From the records below, work out how many lines contain "ДиЛамед". Reply with that number alone.

**GIVEN RECORDS**
========

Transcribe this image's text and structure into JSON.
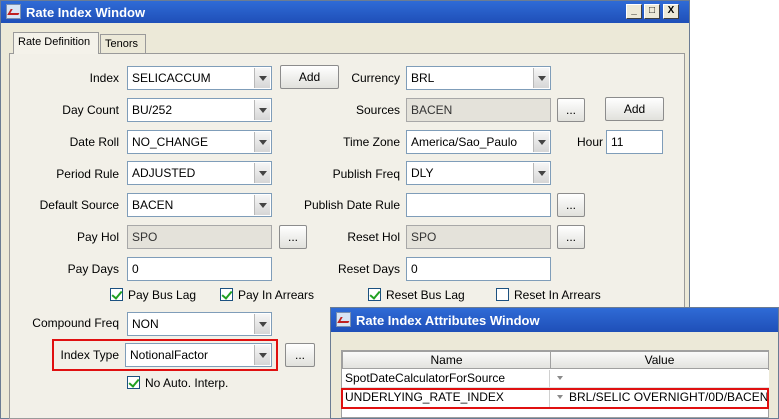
{
  "main_window": {
    "title": "Rate Index Window",
    "controls": {
      "minimize": "_",
      "maximize": "□",
      "close": "X"
    },
    "tabs": [
      {
        "label": "Rate Definition",
        "active": true
      },
      {
        "label": "Tenors",
        "active": false
      }
    ]
  },
  "form": {
    "index": {
      "label": "Index",
      "value": "SELICACCUM",
      "add_label": "Add"
    },
    "currency": {
      "label": "Currency",
      "value": "BRL"
    },
    "day_count": {
      "label": "Day Count",
      "value": "BU/252"
    },
    "sources": {
      "label": "Sources",
      "value": "BACEN",
      "browse_label": "...",
      "add_label": "Add"
    },
    "date_roll": {
      "label": "Date Roll",
      "value": "NO_CHANGE"
    },
    "time_zone": {
      "label": "Time Zone",
      "value": "America/Sao_Paulo"
    },
    "hour": {
      "label": "Hour",
      "value": "11"
    },
    "period_rule": {
      "label": "Period Rule",
      "value": "ADJUSTED"
    },
    "publish_freq": {
      "label": "Publish Freq",
      "value": "DLY"
    },
    "default_source": {
      "label": "Default Source",
      "value": "BACEN"
    },
    "publish_date_rule": {
      "label": "Publish Date Rule",
      "value": "",
      "browse_label": "..."
    },
    "pay_hol": {
      "label": "Pay Hol",
      "value": "SPO",
      "browse_label": "..."
    },
    "reset_hol": {
      "label": "Reset Hol",
      "value": "SPO",
      "browse_label": "..."
    },
    "pay_days": {
      "label": "Pay Days",
      "value": "0"
    },
    "reset_days": {
      "label": "Reset Days",
      "value": "0"
    },
    "pay_bus_lag": {
      "label": "Pay Bus Lag",
      "checked": true
    },
    "pay_in_arrears": {
      "label": "Pay In Arrears",
      "checked": true
    },
    "reset_bus_lag": {
      "label": "Reset Bus Lag",
      "checked": true
    },
    "reset_in_arrears": {
      "label": "Reset In Arrears",
      "checked": false
    },
    "compound_freq": {
      "label": "Compound Freq",
      "value": "NON"
    },
    "index_type": {
      "label": "Index Type",
      "value": "NotionalFactor",
      "browse_label": "..."
    },
    "no_auto_interp": {
      "label": "No Auto. Interp.",
      "checked": true
    }
  },
  "attributes_window": {
    "title": "Rate Index Attributes Window",
    "columns": {
      "name": "Name",
      "value": "Value"
    },
    "rows": [
      {
        "name": "SpotDateCalculatorForSource",
        "value": ""
      },
      {
        "name": "UNDERLYING_RATE_INDEX",
        "value": "BRL/SELIC OVERNIGHT/0D/BACEN"
      }
    ]
  },
  "colors": {
    "title_bar": "#2f6bd6",
    "highlight": "#e01010",
    "check": "#21a121"
  }
}
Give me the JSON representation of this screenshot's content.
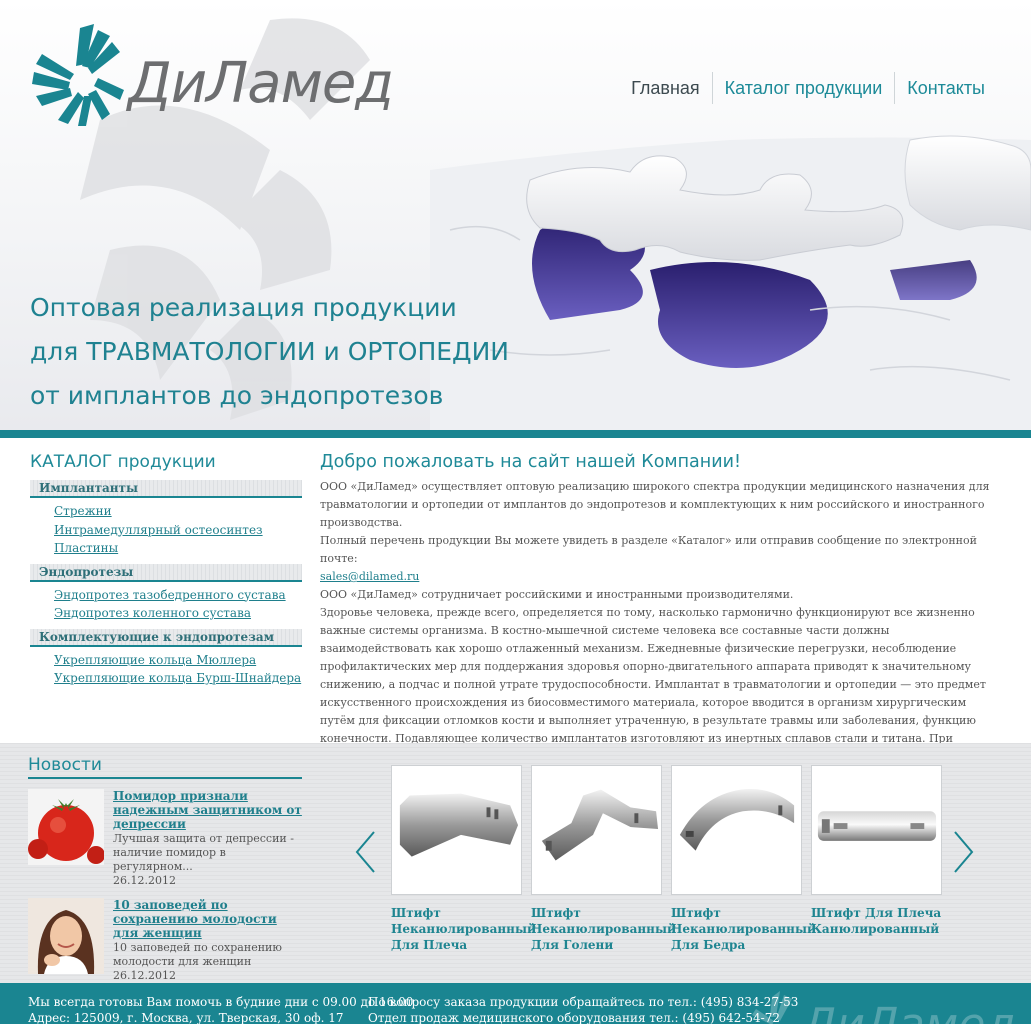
{
  "header": {
    "logo_text": "ДиЛамед",
    "nav": [
      "Главная",
      "Каталог продукции",
      "Контакты"
    ],
    "slogan": [
      "Оптовая реализация продукции",
      "для ТРАВМАТОЛОГИИ и ОРТОПЕДИИ",
      "от имплантов до эндопротезов"
    ]
  },
  "catalog": {
    "title": "КАТАЛОГ продукции",
    "groups": [
      {
        "label": "Имплантанты",
        "items": [
          "Стрежни",
          "Интрамедуллярный остеосинтез",
          "Пластины"
        ]
      },
      {
        "label": "Эндопротезы",
        "items": [
          "Эндопротез тазобедренного сустава",
          "Эндопротез коленного сустава"
        ]
      },
      {
        "label": "Комплектующие к эндопротезам",
        "items": [
          "Укрепляющие кольца Мюллера",
          "Укрепляющие кольца Бурш-Шнайдера"
        ]
      }
    ]
  },
  "welcome": {
    "title": "Добро пожаловать на сайт нашей Компании!",
    "p1": "ООО «ДиЛамед» осуществляет оптовую реализацию широкого спектра  продукции медицинского назначения для травматологии и ортопедии от имплантов до эндопротезов и комплектующих к ним российского и иностранного производства.",
    "p2": "Полный перечень продукции Вы можете увидеть в разделе «Каталог» или отправив сообщение по электронной почте:",
    "email": "sales@dilamed.ru",
    "p3": "ООО «ДиЛамед» сотрудничает российскими  и иностранными производителями.",
    "p4": "Здоровье человека, прежде всего, определяется по тому, насколько гармонично функционируют все жизненно важные системы организма. В костно-мышечной системе человека все составные части должны взаимодействовать как хорошо отлаженный механизм. Ежедневные физические перегрузки, несоблюдение профилактических мер для поддержания здоровья опорно-двигательного аппарата приводят к значительному снижению, а подчас и полной утрате трудоспособности. Имплантат в травматологии и ортопедии — это предмет искусственного происхождения из биосовместимого материала, которое вводится в организм хирургическим путём для фиксации отломков кости и выполняет утраченную, в результате травмы или заболевания, функцию конечности. Подавляющее количество имплантатов изготовляют из инертных сплавов стали и титана. При изготовлении имплантов используются космические технологии, с помощью которых достигается высокая точность и повышенная надежность металлоконструкции."
  },
  "news": {
    "title": "Новости",
    "items": [
      {
        "title": "Помидор признали надежным защитником от депрессии",
        "text": "Лучшая защита от депрессии - наличие помидор в регулярном...",
        "date": "26.12.2012"
      },
      {
        "title": "10 заповедей по сохранению молодости для женщин",
        "text": "10 заповедей по сохранению молодости для женщин",
        "date": "26.12.2012"
      }
    ]
  },
  "products": [
    {
      "name": "Штифт Неканюлированный Для Плеча"
    },
    {
      "name": "Штифт Неканюлированный Для Голени"
    },
    {
      "name": "Штифт Неканюлированный Для Бедра"
    },
    {
      "name": "Штифт Для Плеча Канюлированный"
    }
  ],
  "footer": {
    "line1": "Мы всегда готовы Вам помочь в будние дни с 09.00 до 16.00",
    "line2": "Адрес: 125009, г. Москва, ул. Тверская, 30 оф. 17",
    "line3": "По вопросу заказа продукции обращайтесь по тел.: (495) 834-27-53",
    "line4": "Отдел продаж медицинского оборудования тел.: (495) 642-54-72",
    "logo_text": "ДиЛамед"
  },
  "colors": {
    "accent": "#1a8591",
    "text": "#555555",
    "logo_gray": "#6d6e70"
  }
}
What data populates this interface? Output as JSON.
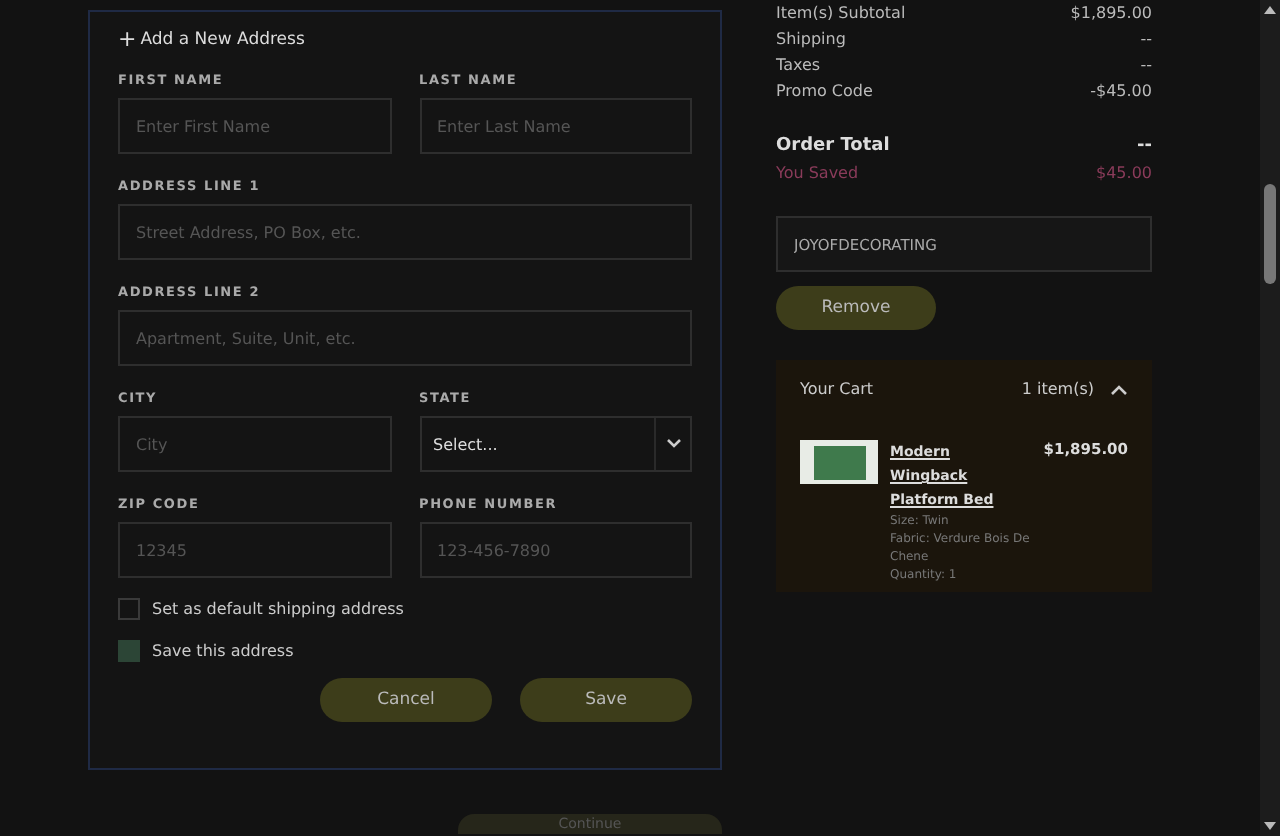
{
  "address_form": {
    "icon": "+",
    "title": "Add a New Address",
    "field_rows": [
      [
        {
          "label": "FIRST NAME",
          "placeholder": "Enter First Name",
          "kind": "text"
        },
        {
          "label": "LAST NAME",
          "placeholder": "Enter Last Name",
          "kind": "text"
        }
      ],
      [
        {
          "label": "ADDRESS LINE 1",
          "placeholder": "Street Address, PO Box, etc.",
          "kind": "text"
        }
      ],
      [
        {
          "label": "ADDRESS LINE 2",
          "placeholder": "Apartment, Suite, Unit, etc.",
          "kind": "text"
        }
      ],
      [
        {
          "label": "CITY",
          "placeholder": "City",
          "kind": "text"
        },
        {
          "label": "STATE",
          "value": "Select...",
          "kind": "select"
        }
      ],
      [
        {
          "label": "ZIP CODE",
          "placeholder": "12345",
          "kind": "text"
        },
        {
          "label": "PHONE NUMBER",
          "placeholder": "123-456-7890",
          "kind": "text"
        }
      ]
    ],
    "checkboxes": [
      {
        "label": "Set as default shipping address",
        "checked": false
      },
      {
        "label": "Save this address",
        "checked": true
      }
    ],
    "buttons": [
      "Cancel",
      "Save"
    ]
  },
  "continue_button": "Continue",
  "summary": {
    "rows": [
      {
        "label": "Item(s) Subtotal",
        "value": "$1,895.00"
      },
      {
        "label": "Shipping",
        "value": "--"
      },
      {
        "label": "Taxes",
        "value": "--"
      },
      {
        "label": "Promo Code",
        "value": "-$45.00"
      }
    ],
    "total": {
      "label": "Order Total",
      "value": "--"
    },
    "saved": {
      "label": "You Saved",
      "value": "$45.00"
    },
    "promo_code": {
      "value": "JOYOFDECORATING"
    },
    "remove_button": "Remove"
  },
  "cart": {
    "title": "Your Cart",
    "count": "1 item(s)",
    "expanded": true,
    "items": [
      {
        "name": "Modern Wingback Platform Bed",
        "price": "$1,895.00",
        "details": [
          "Size: Twin",
          "Fabric: Verdure Bois De Chene",
          "Quantity: 1"
        ]
      }
    ]
  }
}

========

**FINAL ANSWER**
4